Count up the lines of the data below that contain the string "Selecione", then give only the total.

> **DATA**:
== Segment start ==

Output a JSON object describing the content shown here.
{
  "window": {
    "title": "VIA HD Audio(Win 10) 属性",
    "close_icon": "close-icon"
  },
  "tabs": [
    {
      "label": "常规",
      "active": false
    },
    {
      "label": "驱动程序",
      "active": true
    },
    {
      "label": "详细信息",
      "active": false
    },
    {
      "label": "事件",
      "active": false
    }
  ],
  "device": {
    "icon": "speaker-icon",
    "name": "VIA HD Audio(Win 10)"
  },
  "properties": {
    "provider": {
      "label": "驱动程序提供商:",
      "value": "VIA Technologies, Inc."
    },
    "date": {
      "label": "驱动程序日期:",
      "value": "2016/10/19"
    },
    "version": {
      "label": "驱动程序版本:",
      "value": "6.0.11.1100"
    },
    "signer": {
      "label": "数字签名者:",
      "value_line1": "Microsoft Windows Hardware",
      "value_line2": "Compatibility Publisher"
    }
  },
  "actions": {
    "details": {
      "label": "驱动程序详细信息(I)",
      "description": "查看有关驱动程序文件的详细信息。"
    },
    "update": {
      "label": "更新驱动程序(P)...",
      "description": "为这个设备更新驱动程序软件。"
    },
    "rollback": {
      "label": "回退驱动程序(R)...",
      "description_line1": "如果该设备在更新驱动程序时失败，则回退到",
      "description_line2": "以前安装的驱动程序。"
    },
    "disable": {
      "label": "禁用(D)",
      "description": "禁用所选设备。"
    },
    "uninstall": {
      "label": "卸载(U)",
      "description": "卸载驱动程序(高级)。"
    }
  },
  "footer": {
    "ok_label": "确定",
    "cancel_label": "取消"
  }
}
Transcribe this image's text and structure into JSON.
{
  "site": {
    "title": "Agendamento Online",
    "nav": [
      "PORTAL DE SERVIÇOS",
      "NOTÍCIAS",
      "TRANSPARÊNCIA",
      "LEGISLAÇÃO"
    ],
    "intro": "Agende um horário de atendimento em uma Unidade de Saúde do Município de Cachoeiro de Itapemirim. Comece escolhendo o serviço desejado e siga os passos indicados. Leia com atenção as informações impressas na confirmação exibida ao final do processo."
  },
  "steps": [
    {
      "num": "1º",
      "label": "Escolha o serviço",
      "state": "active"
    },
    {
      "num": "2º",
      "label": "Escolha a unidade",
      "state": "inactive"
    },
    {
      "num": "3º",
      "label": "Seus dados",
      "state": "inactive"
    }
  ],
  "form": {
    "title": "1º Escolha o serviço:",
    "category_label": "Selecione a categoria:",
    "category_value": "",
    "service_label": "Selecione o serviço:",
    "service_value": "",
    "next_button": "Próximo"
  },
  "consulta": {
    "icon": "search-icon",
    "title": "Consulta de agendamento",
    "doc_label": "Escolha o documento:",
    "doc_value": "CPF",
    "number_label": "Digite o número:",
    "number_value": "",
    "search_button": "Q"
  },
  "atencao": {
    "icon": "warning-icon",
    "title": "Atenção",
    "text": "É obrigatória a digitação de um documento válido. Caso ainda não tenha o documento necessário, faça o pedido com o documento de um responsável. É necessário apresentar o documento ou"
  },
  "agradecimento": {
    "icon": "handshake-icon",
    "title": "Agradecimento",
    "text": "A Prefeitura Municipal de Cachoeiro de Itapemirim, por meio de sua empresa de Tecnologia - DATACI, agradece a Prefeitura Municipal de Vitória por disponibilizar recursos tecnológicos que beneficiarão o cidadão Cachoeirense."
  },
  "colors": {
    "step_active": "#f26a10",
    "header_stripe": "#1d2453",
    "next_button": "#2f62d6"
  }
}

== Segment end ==

> **RESPONSE TO THE TASK**: 2